The letters that appear in "Chart Beat Chat" are a microcosm of the hundreds of E-mails I receive every week. If 95% of my mail is about Clay Aiken, which it has been for many weeks, it's likely that balance will be reflected here.
The entire "American Idol" franchise has made a lot of chart news in 2003, and that impact has been felt in "Chart Beat Bonus." As long as he's making and breaking chart records, I'll continue to report Aiken's achievements. This week's column contains news of Kimberley Locke's first chart appearance under her own name.
On a personal note, my work has allowed me to meet many artists over the last 20 years, but knowing artists, songwriters, producers or label executives personally doesn't affect my news judgment.
POP GOES THE CHAT
With the domination of hip-hop and R&B on mainstream radio, real "pop" music seems to have been lost somewhere. The Hot 100, which used to be thought of as the "pop" chart, is now made up of mostly hip-hop and R&B artists/songs with a few country and rock tracks thrown in.
Since the Hot 100 is a ranking of "all genre" music and Billboard has individual charts for "rock," "hip-hop," "R&B," and "country," I was thinking that there might now be need for a new "pop" chart. What do you think? Also do you think there is a chance that "pop" music will make a comeback on radio?
Singles and tracks charts, such as Billboard's Hot 100, Hot Country Singles & Tracks, Hot R&B/Hip-Hop Singles & Tracks, Adult Contemporary, Modern Rock Tracks, Adult Top 40, Mainstream Top 40, etc., are based on airplay formats. Each of these charts reflects airplay information from stations in the appropriate format. There is no such thing as a specific "pop" format, which is why there is no specific "pop" chart.
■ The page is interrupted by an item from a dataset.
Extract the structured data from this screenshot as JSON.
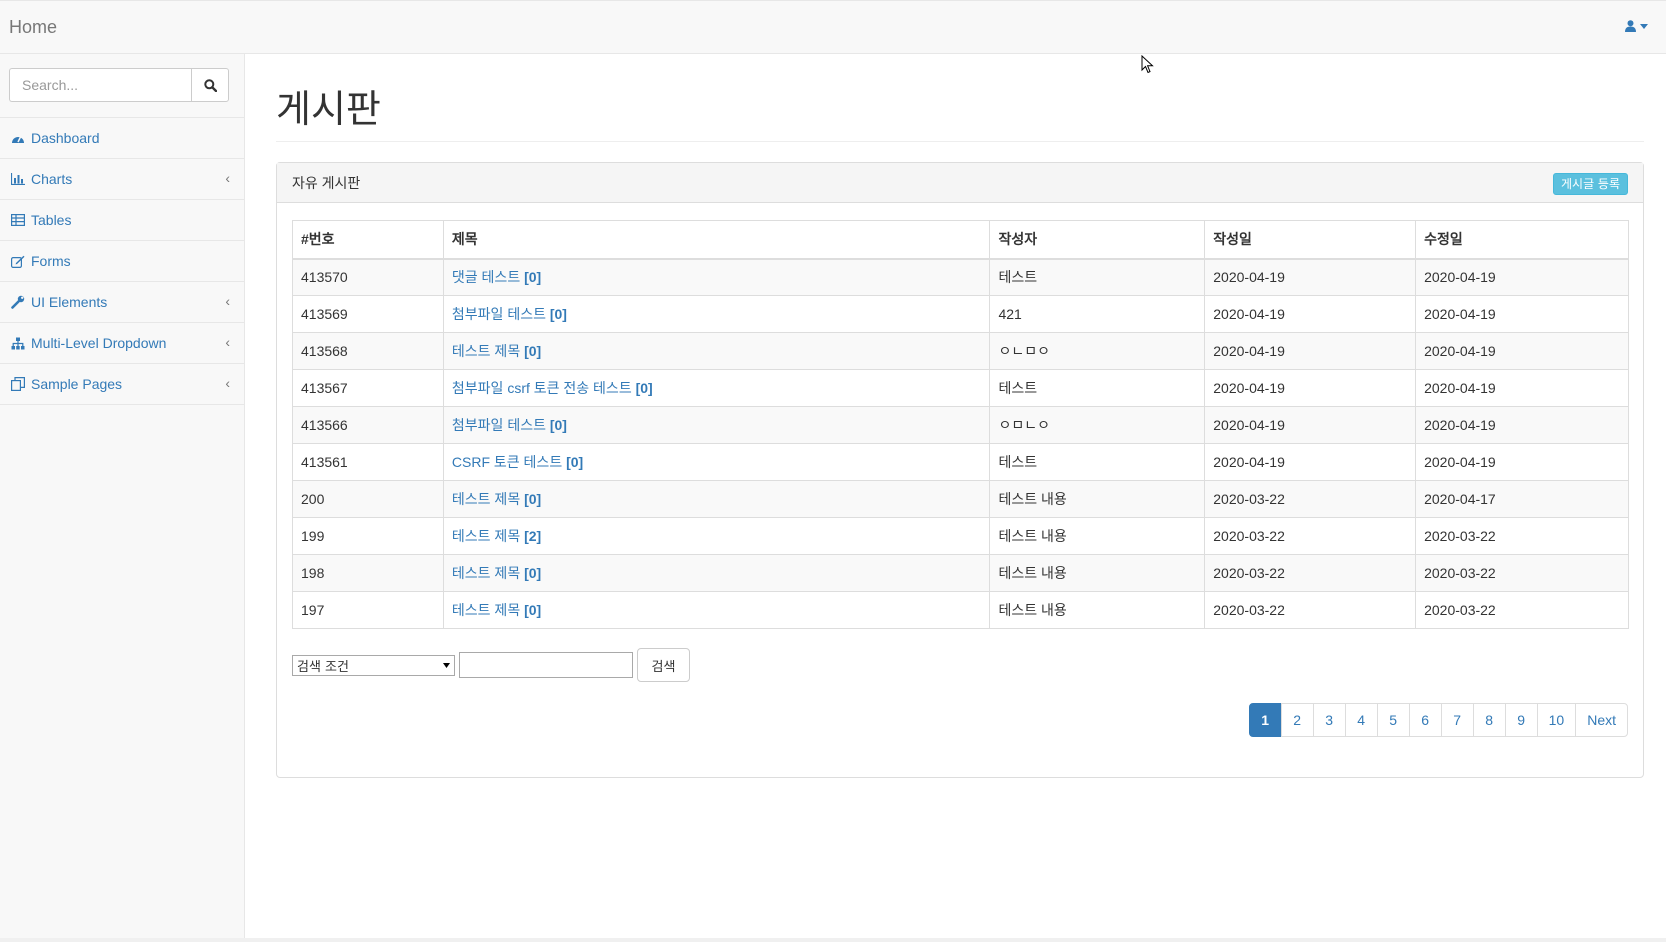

The Mainstream Top 40 chart is based on airplay on those stations that identify themselves as playing mainstream top 40 music. Those stations give heavy rotation to hip-hop and R&B songs, which is why the Hot 100 is dominated by songs in those genres.
I have a general philosophy that all things are cyclical, and so I believe pop music will have its day again. In the response to the above E-mail I referenced the "American Idol" franchise, which is responsible for some of the major pop hits of the last 14 months and is helping reinvigorate the genre.
THE SPEED OF SOUND
My question concerns the total of No. 1 singles this year. My estimate is that "Hey Ya!" is the 11th No. 1 single of 2003. While this seems small, we must keep in mind that in 2000, where there was significantly more turnover, there were only 16 songs that reached No. 1. However, in the 1980s, singles turned over more rapidly and there could be anywhere between 25-35 No. 1 singles in a given year.
Why was this? It's hard to believe that music fans are any less fickle than they were 20 years ago. Why is it that the number of No. 1 singles annually has decreased so drastically in the last 20 years?
You've got the correct number; "Hey Ya!" by OutKast is the 11th song to advance to No. 1 this calendar year [see "Chart Beat Bonus"]. That's more than the seven songs that moved into pole position in 2002, but less than the 14 in 2001 or the 17 in 2000.
Your count of No. 1 songs in the 1980s is off, though. There were 16 No. 1 songs in 1981, 15 in 1982, 16 in 1983 and 19 in 1984. That's just a slight difference from this decade. You'd have to go back to the 1970s to find years when there were 30+ No. 1 songs in some years.
There are so many differences in the marketplace between the 1970s and today, that one can't pick just one reason for the change, such as the loyalty of music fans. In the 1970s, virtually every song played on top 40 radio was available as a commercial single to buy. Who can tell how many more songs would have reached No. 1 if they had been available for sale?
One would also have to consider that new technology introduced in 1991 made the charts much more accurate. With sales data collected by Nielsen SoundScan and airplay data collected by Nielsen Broadcast Data Systems, the raw data used to compile the charts is much more scientific and reliable. Another factor in the turnover rate is how long radio stations keep songs on their playlists.